CS Talk - Aldo Pacchiano

Event time: 
Tuesday, February 21, 2023 - 4:00pm
AKW 200 See map
51 Prospect Street
New Haven, CT 06511
Event description: 

CS Talk
Aldo Pacchiano

Host: Steve Zucker

Title: Learning Systems in Adaptive Environments. Theory, Algorithms and Design


Recent years have seen great successes in the development of learning algorithms in static predictive and generative tasks, where the objective is to learn a model that performs well on a single test deployment and in applications with abundant data. Comparatively less success has been achieved in designing algorithms for deployment in adaptive scenarios where the data distribution may be influenced by the choices of the algorithm itself, the algorithm needs to adaptively learn from human feedback, or the nature of the environment is rapidly changing.
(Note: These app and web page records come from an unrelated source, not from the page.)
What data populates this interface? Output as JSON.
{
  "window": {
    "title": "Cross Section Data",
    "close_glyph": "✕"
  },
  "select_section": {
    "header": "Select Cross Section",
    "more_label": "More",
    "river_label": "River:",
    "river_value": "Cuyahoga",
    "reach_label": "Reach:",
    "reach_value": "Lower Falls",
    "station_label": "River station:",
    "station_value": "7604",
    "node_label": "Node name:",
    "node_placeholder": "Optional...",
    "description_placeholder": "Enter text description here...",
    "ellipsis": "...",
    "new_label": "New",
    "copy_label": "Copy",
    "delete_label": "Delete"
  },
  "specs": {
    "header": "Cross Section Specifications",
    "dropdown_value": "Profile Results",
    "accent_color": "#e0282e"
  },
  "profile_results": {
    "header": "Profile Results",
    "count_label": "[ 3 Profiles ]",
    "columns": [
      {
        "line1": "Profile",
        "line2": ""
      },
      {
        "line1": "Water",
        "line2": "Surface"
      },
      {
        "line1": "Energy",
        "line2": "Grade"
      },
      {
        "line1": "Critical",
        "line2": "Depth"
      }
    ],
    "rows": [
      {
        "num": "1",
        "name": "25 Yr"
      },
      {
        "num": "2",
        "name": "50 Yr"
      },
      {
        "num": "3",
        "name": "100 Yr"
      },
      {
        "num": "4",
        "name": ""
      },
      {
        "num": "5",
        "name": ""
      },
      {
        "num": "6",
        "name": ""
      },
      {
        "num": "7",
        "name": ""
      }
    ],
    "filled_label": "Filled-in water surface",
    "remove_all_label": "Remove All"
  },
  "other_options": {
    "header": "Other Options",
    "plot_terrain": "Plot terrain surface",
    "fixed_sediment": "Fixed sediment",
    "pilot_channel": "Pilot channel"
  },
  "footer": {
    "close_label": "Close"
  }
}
These are some of the most important challenges in the development of ML driven solutions for technologies such as interactive web systems, ML driven scientific experimentation, and robotics. To fully realize the potential of these technologies we will necessitate better ways of identifying problem domains and designing algorithms for adaptive learning.

To achieve this, in this talk I propose adopting a systems view of adaptive learning mechanisms along with the following algorithm design considerations 1) development of sample efficient and tractable algorithms, 2) generalization to unseen domains via effective knowledge transfer and 3) human centric decision making. I will give an overview of my work along each of these axes and introduce a variety of open problems and research directions inspired by this conceptual framing.


Aldo is a Postdoctoral Researcher at Microsoft Research NYC. He obtained his PhD at UC Berkeley where he was advised by Peter Bartlett and Michael Jordan. His research lies in the areas of Reinforcement Learning, Online Learning, Bandits and Algorithmic Fairness. He is particularly interested in furthering our statistical understanding of learning phenomena in adaptive environments and use these theoretical insights and techniques to design efficient and safe algorithms for scientific, engineering, and large-scale societal applications.